Despite the releases from detention, the OHCHR country office said that authorities had failed to adhere to human rights standards in the treatment of people after they were released. Most returns to Central American countries, usually conducted via land, were blocked because Guatemala’s borders had been closed. The border closures and ensuing riots that took place in immigration detention centres as fears about contagion spread among detainees (see the 7 April Mexico update on this platform) spurred Mexico’s immigration authority (Instituto Nacional de Migracion, or INM) to start releasing people and transporting them a few kilometers from the border with Guatemala, where they were abandoned. Fray Matías also said that they had received information stating that migrants and asylum seekers released from detention had been abandoned or deported to their countries of origin, which may violate the principle of non-refoulement. Some of the released migrants were transferred to civil society shelters, putting the people already accommodated in those facilities at risk of contagion. The OHCHR Mexico country office said that migrants were not being tested for Covid-19 and they were unable to confirm whether any measures had been taken to prevent the spread of Covid-19 amongst released migrants. Fray Matías said that according to information provided directly from released detainees, upon arrival to the detention centres, migrants and asylum seekers are asked a few questions regarding Covid-19 symptoms, they are then placed in isolation for a few hours and later, they join the general population.

Responding to the Global Detention Project’s Covid-19 survey, Fray Matías said that the INM was using certain “alternatives to detention” for asylum seekers. However, the organisation said that this was not an effective measure as they were not released within the context of a regularisation programme or humanitarian aid program. Asylum seekers may be left homeless and without support as civil society shelters are overcrowded and do not receive much government support.

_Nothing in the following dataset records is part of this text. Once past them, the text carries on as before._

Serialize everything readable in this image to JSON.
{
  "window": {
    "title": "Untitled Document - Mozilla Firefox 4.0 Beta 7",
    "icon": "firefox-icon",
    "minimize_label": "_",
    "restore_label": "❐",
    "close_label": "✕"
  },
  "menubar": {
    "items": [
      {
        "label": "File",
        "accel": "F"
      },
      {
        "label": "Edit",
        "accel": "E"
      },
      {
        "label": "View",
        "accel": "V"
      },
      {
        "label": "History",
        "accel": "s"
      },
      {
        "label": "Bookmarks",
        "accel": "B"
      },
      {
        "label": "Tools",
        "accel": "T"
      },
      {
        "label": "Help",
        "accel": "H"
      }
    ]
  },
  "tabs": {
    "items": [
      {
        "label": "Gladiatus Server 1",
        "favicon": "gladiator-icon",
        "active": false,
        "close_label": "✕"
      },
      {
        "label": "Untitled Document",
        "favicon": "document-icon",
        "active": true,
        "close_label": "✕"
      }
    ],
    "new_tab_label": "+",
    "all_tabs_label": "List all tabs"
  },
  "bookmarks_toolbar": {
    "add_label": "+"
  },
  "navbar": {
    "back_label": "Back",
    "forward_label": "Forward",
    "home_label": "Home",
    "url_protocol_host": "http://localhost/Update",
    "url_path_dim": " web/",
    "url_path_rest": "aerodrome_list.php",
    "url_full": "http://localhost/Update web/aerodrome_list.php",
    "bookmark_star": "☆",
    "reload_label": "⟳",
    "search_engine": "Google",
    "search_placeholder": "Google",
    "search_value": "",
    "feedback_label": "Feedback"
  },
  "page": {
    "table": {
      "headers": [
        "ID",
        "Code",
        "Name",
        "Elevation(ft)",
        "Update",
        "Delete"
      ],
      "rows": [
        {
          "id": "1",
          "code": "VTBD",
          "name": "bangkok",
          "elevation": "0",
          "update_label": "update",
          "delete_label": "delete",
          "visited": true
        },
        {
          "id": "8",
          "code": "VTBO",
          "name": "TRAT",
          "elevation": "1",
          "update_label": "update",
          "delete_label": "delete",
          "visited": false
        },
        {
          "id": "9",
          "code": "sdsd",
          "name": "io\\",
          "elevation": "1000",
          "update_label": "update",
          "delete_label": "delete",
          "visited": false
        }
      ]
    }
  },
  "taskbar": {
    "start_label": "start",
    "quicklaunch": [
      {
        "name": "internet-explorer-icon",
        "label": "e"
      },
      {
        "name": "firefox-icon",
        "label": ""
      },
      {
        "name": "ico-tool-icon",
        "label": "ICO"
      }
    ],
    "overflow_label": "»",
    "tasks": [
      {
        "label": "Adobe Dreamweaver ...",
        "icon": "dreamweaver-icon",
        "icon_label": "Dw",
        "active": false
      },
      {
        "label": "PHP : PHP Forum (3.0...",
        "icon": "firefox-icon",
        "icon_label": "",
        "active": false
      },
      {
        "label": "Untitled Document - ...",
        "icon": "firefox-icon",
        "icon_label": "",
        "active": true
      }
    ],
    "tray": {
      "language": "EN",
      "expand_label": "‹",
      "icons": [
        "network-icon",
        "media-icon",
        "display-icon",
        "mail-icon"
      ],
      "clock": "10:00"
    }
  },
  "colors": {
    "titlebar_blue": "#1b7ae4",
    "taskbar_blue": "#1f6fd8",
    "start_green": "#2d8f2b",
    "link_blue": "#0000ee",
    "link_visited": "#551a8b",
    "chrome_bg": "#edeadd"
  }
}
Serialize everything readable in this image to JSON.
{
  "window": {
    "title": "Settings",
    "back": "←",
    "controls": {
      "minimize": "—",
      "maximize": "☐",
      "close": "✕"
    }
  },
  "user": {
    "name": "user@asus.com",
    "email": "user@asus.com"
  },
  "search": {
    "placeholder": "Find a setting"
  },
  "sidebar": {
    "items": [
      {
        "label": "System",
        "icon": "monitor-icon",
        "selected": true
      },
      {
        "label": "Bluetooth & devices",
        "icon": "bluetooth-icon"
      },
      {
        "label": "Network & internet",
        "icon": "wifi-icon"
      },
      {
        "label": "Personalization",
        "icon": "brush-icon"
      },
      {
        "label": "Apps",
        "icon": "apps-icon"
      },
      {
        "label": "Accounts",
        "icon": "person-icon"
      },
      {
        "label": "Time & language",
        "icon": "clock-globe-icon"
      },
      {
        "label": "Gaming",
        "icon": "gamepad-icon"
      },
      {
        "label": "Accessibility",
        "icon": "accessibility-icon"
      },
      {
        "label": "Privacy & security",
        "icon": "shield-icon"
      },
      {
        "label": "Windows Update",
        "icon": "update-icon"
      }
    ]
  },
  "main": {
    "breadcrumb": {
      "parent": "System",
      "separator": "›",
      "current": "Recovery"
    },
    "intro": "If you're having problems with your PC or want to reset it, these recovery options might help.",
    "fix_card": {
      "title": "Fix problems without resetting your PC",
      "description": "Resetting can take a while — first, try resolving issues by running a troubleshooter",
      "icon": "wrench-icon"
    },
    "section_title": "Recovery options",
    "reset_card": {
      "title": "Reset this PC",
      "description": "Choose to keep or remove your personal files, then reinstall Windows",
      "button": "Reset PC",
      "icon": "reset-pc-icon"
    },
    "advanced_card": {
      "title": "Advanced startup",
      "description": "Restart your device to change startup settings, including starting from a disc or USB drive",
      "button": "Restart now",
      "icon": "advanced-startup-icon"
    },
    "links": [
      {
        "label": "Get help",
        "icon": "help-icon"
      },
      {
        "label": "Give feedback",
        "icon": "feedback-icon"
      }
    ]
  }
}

The OHCHR Mexico country office also reported that deporations were not completely suspended for migrants arriving from Central America and that 4,935 persons had been returned during the period 21 March to 29 May (2,461 were returned by air to Honduras, 406 to El Salvador, and 67 to Nicaragua, as well as 2,001 via land routes to Guatemala).

Prior to the release of most immigration detainees (see 29 April Mexico update on this platform), on 17 April, following a legal action supported by more than 40 civil society organisations, a first instance Court ordered the immediate release of vulnerable detainees held in immigration detention centres and that they be provided with a temporary status which would allow them to access health care. The Court also ordered the INM to develop a report detailing the number of persons detained as well as a strategy for migrants and asylum seekers to be able to benefit from economic support.